For those who have been in this situation, you know the next part of the story. Picture a company golf outing, where everyone plays. People who have never picked up a golf club are suddenly out there, swinging and missing, slicing, shanking, topping, you name it. Golf balls are going everywhere.

 

Everywhere but straight.

 

The thing is, in a company outing, you are among friends. You generally have the course to yourself. Screw up, and everyone laughs.

 

But not when you are a father and son looking for a place to play.

 

Some golf courses are just not conducive to people who are learning the game. That fact got me thinking to when I was learning the game in Delaware County, Pa. There was Clayton Park, a short course that offered a challenge at an inexpensive price and wasn't filled with strong players.

 

There were several pitch and putt courses to work on one's short game, and even the Springfield Golf Club was about 5,600 yards from the white tees. I played the red ones, from about 4,900-yards. It was perfect for a player learning the game.

 

When I moved to Bucks County, the Bristol Golf Ranch off Route 13 was an excellent executive golf course. Honing my game there, I moved on to Bensalem, Middletown, Bucks County and the now plowed under Warrington layouts. But I remember those days on learning the game on the shorter courses, and wished there were more around where my son could learn without causing a commotion.

 

At the shore recently we found the perfect place, the Heritage Links Golf Club in Palermo, N.J. Located on Highway 9 (had to write that, Bruce) just minutes from the Ocean City, Sea Isle City and Strathmere beaches, this nine hole test is everything you could want in a short course.

 

This is not nine flag sticks stuck in a farm field.

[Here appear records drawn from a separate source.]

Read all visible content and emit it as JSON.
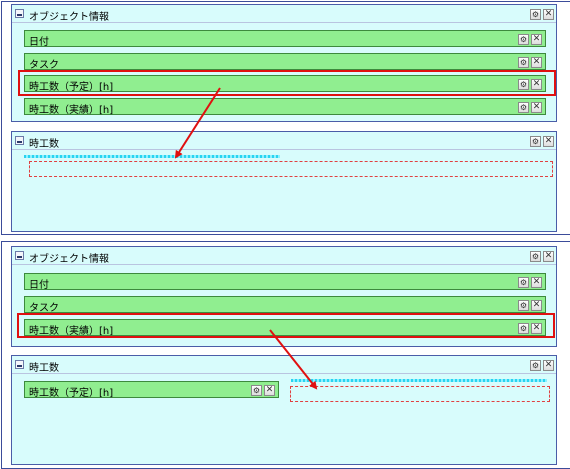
{
  "object_panel": {
    "title": "オブジェクト情報"
  },
  "hours_panel": {
    "title": "時工数"
  },
  "fields": {
    "date": "日付",
    "task": "タスク",
    "planned_hours": "時工数（予定）[h]",
    "actual_hours": "時工数（実績）[h]"
  },
  "icons": {
    "minimize": "minimize-icon",
    "gear": "gear-icon",
    "close": "close-icon",
    "arrow": "red-arrow-icon"
  },
  "glyphs": {
    "gear": "⚙",
    "close": "✕"
  },
  "colors": {
    "field_fill": "#90ee90",
    "field_border": "#3d8a3d",
    "panel_fill": "#d8fcfc",
    "panel_border": "#4a5da8",
    "highlight": "#e01010",
    "drop_indicator": "#28d4f0"
  }
}
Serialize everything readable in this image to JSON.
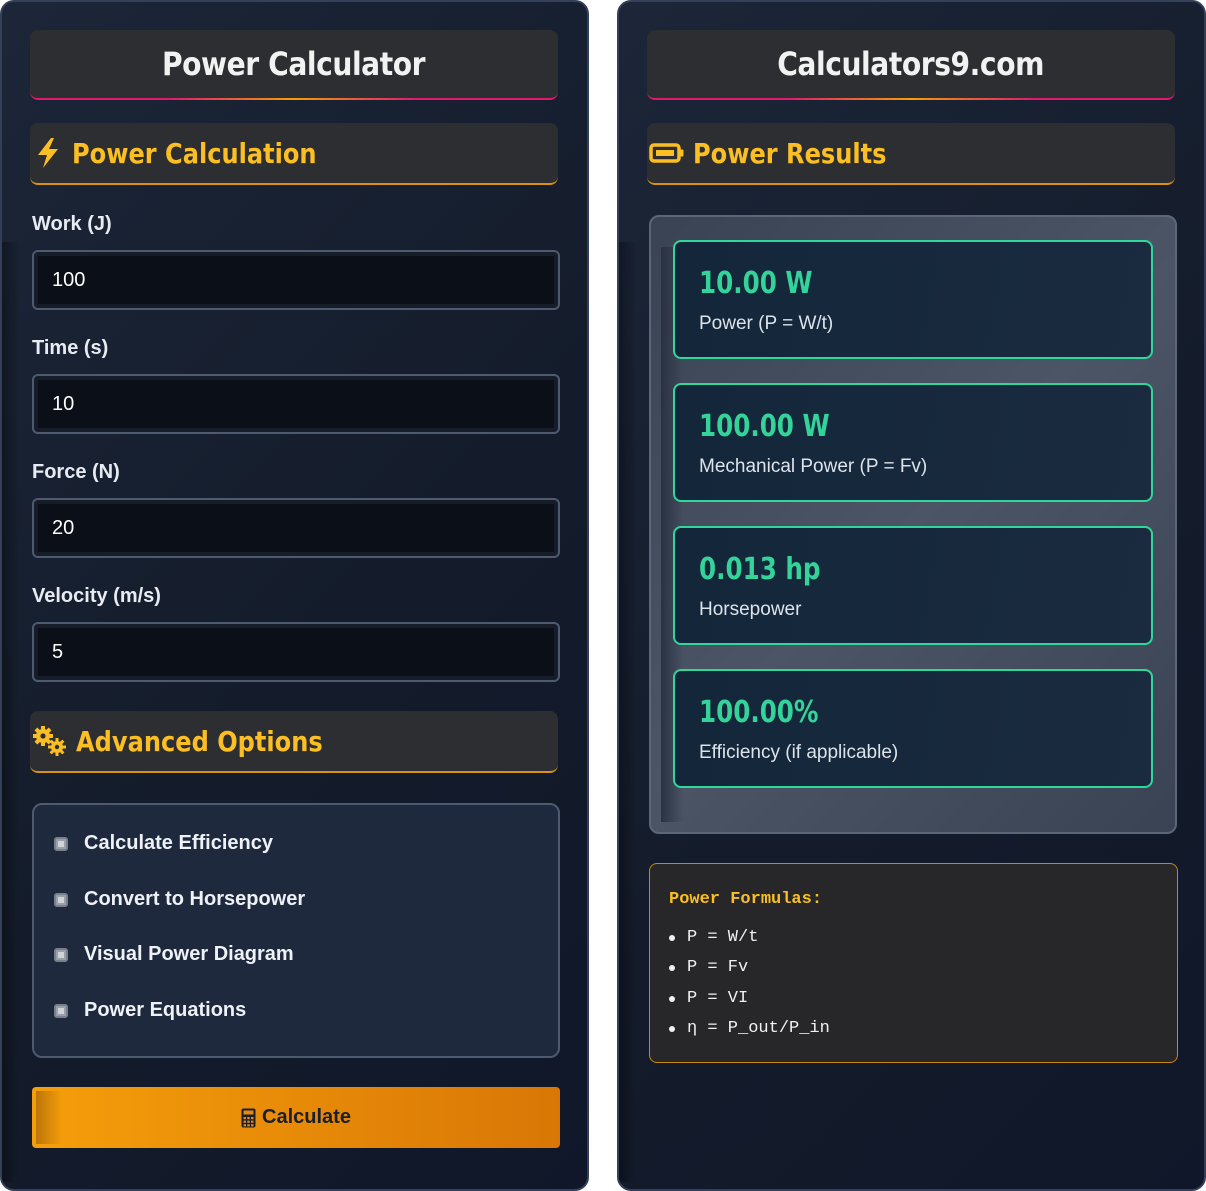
{
  "left": {
    "title": "Power Calculator",
    "calc_section": {
      "icon": "lightning-icon",
      "label": "Power Calculation"
    },
    "fields": [
      {
        "label": "Work (J)",
        "value": "100"
      },
      {
        "label": "Time (s)",
        "value": "10"
      },
      {
        "label": "Force (N)",
        "value": "20"
      },
      {
        "label": "Velocity (m/s)",
        "value": "5"
      }
    ],
    "advanced_section": {
      "icon": "gears-icon",
      "label": "Advanced Options"
    },
    "options": [
      {
        "label": "Calculate Efficiency"
      },
      {
        "label": "Convert to Horsepower"
      },
      {
        "label": "Visual Power Diagram"
      },
      {
        "label": "Power Equations"
      }
    ],
    "calculate_button": {
      "icon": "calculator-icon",
      "label": "Calculate"
    }
  },
  "right": {
    "title": "Calculators9.com",
    "results_section": {
      "icon": "battery-icon",
      "label": "Power Results"
    },
    "results": [
      {
        "value": "10.00 W",
        "label": "Power (P = W/t)"
      },
      {
        "value": "100.00 W",
        "label": "Mechanical Power (P = Fv)"
      },
      {
        "value": "0.013 hp",
        "label": "Horsepower"
      },
      {
        "value": "100.00%",
        "label": "Efficiency (if applicable)"
      }
    ],
    "formulas": {
      "title": "Power Formulas:",
      "items": [
        "P = W/t",
        "P = Fv",
        "P = VI",
        "η = P_out/P_in"
      ]
    }
  },
  "colors": {
    "accent_yellow": "#fbbf24",
    "accent_orange": "#f59e0b",
    "accent_pink": "#e2186f",
    "result_green": "#34d399",
    "panel_bg": "#1c2638"
  }
}
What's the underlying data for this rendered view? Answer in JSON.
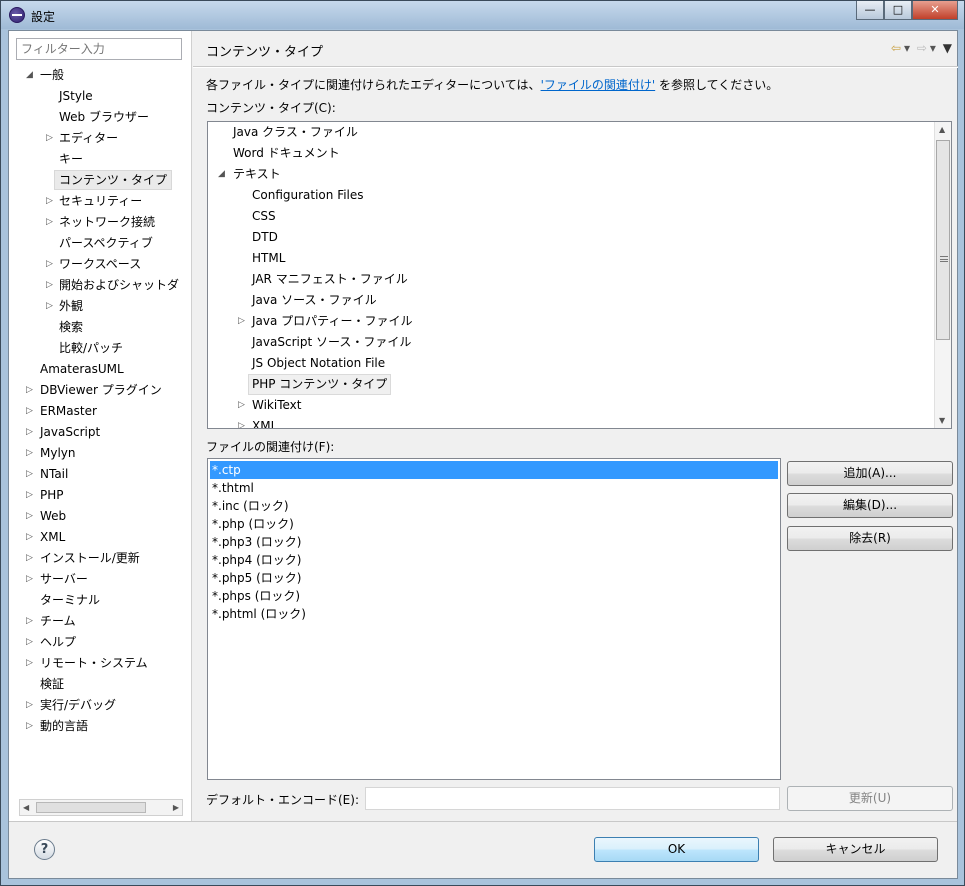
{
  "window": {
    "title": "設定",
    "min": "—",
    "max": "□",
    "close": "✕"
  },
  "nav": {
    "filter_placeholder": "フィルター入力",
    "items": [
      {
        "label": "一般",
        "arrow": "◢"
      },
      {
        "label": "JStyle",
        "arrow": ""
      },
      {
        "label": "Web ブラウザー",
        "arrow": ""
      },
      {
        "label": "エディター",
        "arrow": "▷"
      },
      {
        "label": "キー",
        "arrow": ""
      },
      {
        "label": "コンテンツ・タイプ",
        "arrow": ""
      },
      {
        "label": "セキュリティー",
        "arrow": "▷"
      },
      {
        "label": "ネットワーク接続",
        "arrow": "▷"
      },
      {
        "label": "パースペクティブ",
        "arrow": ""
      },
      {
        "label": "ワークスペース",
        "arrow": "▷"
      },
      {
        "label": "開始およびシャットダ",
        "arrow": "▷"
      },
      {
        "label": "外観",
        "arrow": "▷"
      },
      {
        "label": "検索",
        "arrow": ""
      },
      {
        "label": "比較/パッチ",
        "arrow": ""
      },
      {
        "label": "AmaterasUML",
        "arrow": ""
      },
      {
        "label": "DBViewer プラグイン",
        "arrow": "▷"
      },
      {
        "label": "ERMaster",
        "arrow": "▷"
      },
      {
        "label": "JavaScript",
        "arrow": "▷"
      },
      {
        "label": "Mylyn",
        "arrow": "▷"
      },
      {
        "label": "NTail",
        "arrow": "▷"
      },
      {
        "label": "PHP",
        "arrow": "▷"
      },
      {
        "label": "Web",
        "arrow": "▷"
      },
      {
        "label": "XML",
        "arrow": "▷"
      },
      {
        "label": "インストール/更新",
        "arrow": "▷"
      },
      {
        "label": "サーバー",
        "arrow": "▷"
      },
      {
        "label": "ターミナル",
        "arrow": ""
      },
      {
        "label": "チーム",
        "arrow": "▷"
      },
      {
        "label": "ヘルプ",
        "arrow": "▷"
      },
      {
        "label": "リモート・システム",
        "arrow": "▷"
      },
      {
        "label": "検証",
        "arrow": ""
      },
      {
        "label": "実行/デバッグ",
        "arrow": "▷"
      },
      {
        "label": "動的言語",
        "arrow": "▷"
      }
    ]
  },
  "page": {
    "title": "コンテンツ・タイプ",
    "desc_prefix": "各ファイル・タイプに関連付けられたエディターについては、",
    "desc_link": "'ファイルの関連付け'",
    "desc_suffix": " を参照してください。",
    "content_types_label": "コンテンツ・タイプ(C):",
    "file_assoc_label": "ファイルの関連付け(F):",
    "encoding_label": "デフォルト・エンコード(E):",
    "encoding_value": ""
  },
  "tree": [
    {
      "label": "Java クラス・ファイル",
      "arrow": ""
    },
    {
      "label": "Word ドキュメント",
      "arrow": ""
    },
    {
      "label": "テキスト",
      "arrow": "◢"
    },
    {
      "label": "Configuration Files",
      "arrow": ""
    },
    {
      "label": "CSS",
      "arrow": ""
    },
    {
      "label": "DTD",
      "arrow": ""
    },
    {
      "label": "HTML",
      "arrow": ""
    },
    {
      "label": "JAR マニフェスト・ファイル",
      "arrow": ""
    },
    {
      "label": "Java ソース・ファイル",
      "arrow": ""
    },
    {
      "label": "Java プロパティー・ファイル",
      "arrow": "▷"
    },
    {
      "label": "JavaScript ソース・ファイル",
      "arrow": ""
    },
    {
      "label": "JS Object Notation File",
      "arrow": ""
    },
    {
      "label": "PHP コンテンツ・タイプ",
      "arrow": ""
    },
    {
      "label": "WikiText",
      "arrow": "▷"
    },
    {
      "label": "XML",
      "arrow": "▷"
    }
  ],
  "files": [
    "*.ctp",
    "*.thtml",
    "*.inc (ロック)",
    "*.php (ロック)",
    "*.php3 (ロック)",
    "*.php4 (ロック)",
    "*.php5 (ロック)",
    "*.phps (ロック)",
    "*.phtml (ロック)"
  ],
  "buttons": {
    "add": "追加(A)...",
    "edit": "編集(D)...",
    "remove": "除去(R)",
    "update": "更新(U)",
    "ok": "OK",
    "cancel": "キャンセル",
    "help": "?"
  }
}
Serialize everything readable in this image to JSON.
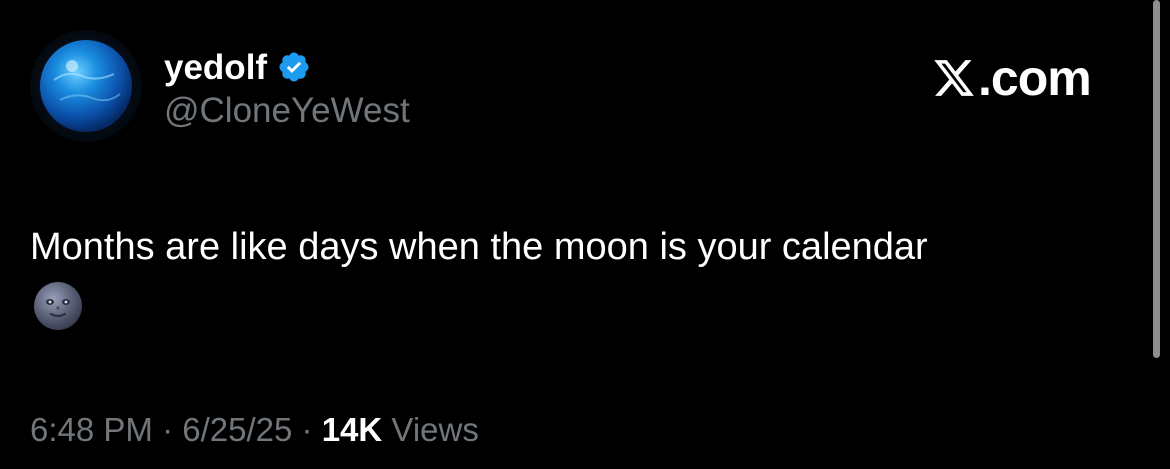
{
  "author": {
    "display_name": "yedolf",
    "handle": "@CloneYeWest",
    "verified": true,
    "avatar_icon": "blue-planet-avatar"
  },
  "site": {
    "logo_icon": "x-logo-icon",
    "suffix": ".com"
  },
  "tweet": {
    "text": "Months are like days when the moon is your calendar",
    "emoji_icon": "new-moon-face-emoji"
  },
  "meta": {
    "time": "6:48 PM",
    "separator": "·",
    "date": "6/25/25",
    "views_count": "14K",
    "views_label": "Views"
  },
  "colors": {
    "background": "#000000",
    "primary_text": "#ffffff",
    "secondary_text": "#71767b",
    "verified_badge": "#1d9bf0"
  }
}
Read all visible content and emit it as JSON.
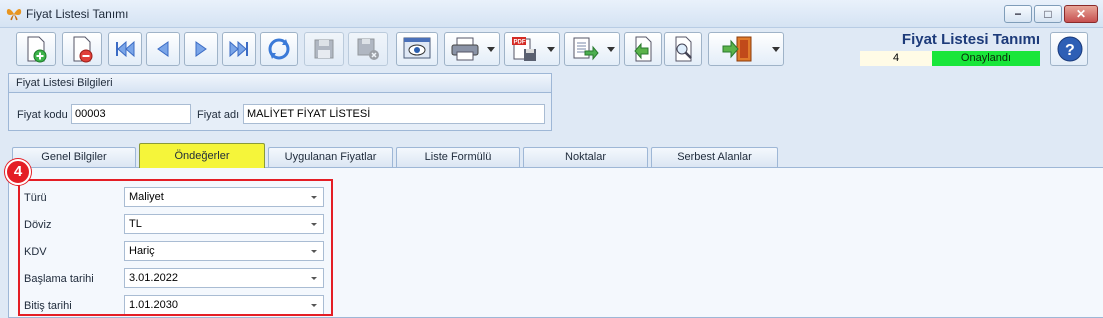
{
  "window": {
    "title": "Fiyat Listesi Tanımı"
  },
  "status": {
    "title": "Fiyat Listesi Tanımı",
    "number": "4",
    "state": "Onaylandı",
    "state_color": "#19e63a"
  },
  "group": {
    "header": "Fiyat Listesi Bilgileri",
    "code_label": "Fiyat kodu",
    "code_value": "00003",
    "name_label": "Fiyat adı",
    "name_value": "MALİYET FİYAT LİSTESİ"
  },
  "tabs": [
    "Genel Bilgiler",
    "Öndeğerler",
    "Uygulanan Fiyatlar",
    "Liste Formülü",
    "Noktalar",
    "Serbest Alanlar"
  ],
  "active_tab": "Öndeğerler",
  "marker": "4",
  "fields": [
    {
      "label": "Türü",
      "value": "Maliyet"
    },
    {
      "label": "Döviz",
      "value": "TL"
    },
    {
      "label": "KDV",
      "value": "Hariç"
    },
    {
      "label": "Başlama tarihi",
      "value": "3.01.2022"
    },
    {
      "label": "Bitiş tarihi",
      "value": "1.01.2030"
    }
  ],
  "toolbar": {
    "icons": [
      "new-document-icon",
      "delete-document-icon",
      "first-record-icon",
      "previous-record-icon",
      "next-record-icon",
      "last-record-icon",
      "refresh-icon",
      "save-icon",
      "save-cancel-icon",
      "preview-icon",
      "print-icon",
      "export-pdf-icon",
      "export-list-icon",
      "import-icon",
      "find-icon",
      "exit-icon",
      "help-icon"
    ]
  },
  "colors": {
    "highlight": "#e41e25",
    "active_tab": "#f5f53a"
  }
}
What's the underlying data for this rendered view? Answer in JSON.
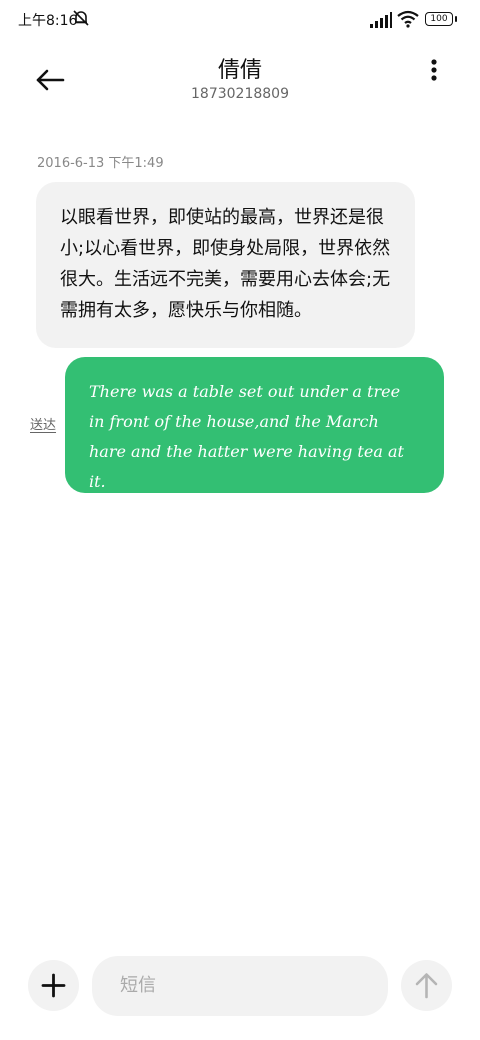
{
  "status_bar": {
    "time": "上午8:16",
    "battery": "100",
    "icons": [
      "mute-icon",
      "signal-icon",
      "wifi-icon",
      "battery-icon"
    ]
  },
  "header": {
    "contact_name": "倩倩",
    "contact_number": "18730218809",
    "icons": [
      "back-arrow-icon",
      "more-vertical-icon"
    ]
  },
  "conversation": {
    "timestamp": "2016-6-13 下午1:49",
    "incoming": {
      "text": "以眼看世界，即使站的最高，世界还是很小;以心看世界，即使身处局限，世界依然很大。生活远不完美，需要用心去体会;无需拥有太多，愿快乐与你相随。"
    },
    "outgoing": {
      "text": "There was a table set out under a tree in front of the house,and the March hare and the hatter were having tea at it.",
      "status": "送达"
    }
  },
  "composer": {
    "placeholder": "短信",
    "icons": [
      "plus-icon",
      "send-arrow-icon"
    ]
  },
  "colors": {
    "outgoing_bubble": "#33bf73",
    "incoming_bubble": "#f2f2f2",
    "background": "#ffffff"
  }
}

No, Heritage is a real golf course. A challenging 1890-yard test with a USGA slope rating of 107 and a par of 30. There are seven par-3 holes and two par-4 holes. While a driver isn't required, it does use allow players to use every club in the bag.

 

Water comes into play on four holes, bunkers are sprinkled around the layout, and the Jersey pines are sprinkled around the course but are not overbearing. The greens are a little slow, which works well for newcomers to the game, and there are the ever present shore winds that kick up about 11 every morning.

 

A favorite hole is the par-3, 145-yard fifth hole. This well bunkered hole has an ampitheater look to it, and it's large green seems to want you to hit it. But with prevailing winds, out of bounds to the left and those bunkers it's not an easy par.  Number eight is a 338-yard test. Cutting the corner means evading a lake, while the shorter hitters can easily play it as a dogleg.

 

"Heritage is a perfect fit for a family's shore vacation that includes a little golf," explains professional Robert Kleckner, a Neshaminy High School grad who doubles as pro and general manager at Linfield National in Montgomery County. "You can play 9 holes in the early morning and be on the beach the rest of the day. And at Heritage you can use every club in the bag."

 

In short, the Heritage Lins Golf Club has some bite to it, won't break the bank and is a pleasure to play. Liam loves it, earning a couple pars and beating the old man with one of them.

 

It's a course easy enough to walk, although pull and power cards are available. All at a decent price, too. A great golf experience for newcomers to the game and those more seasoned players looking for nine holes of challenging play at the shore.

 

Rating: Of "short" golf courses, the Heritage Links rank a must play A. Practice putting green on site, but no driving range availability. Call 609-390-4500 for details.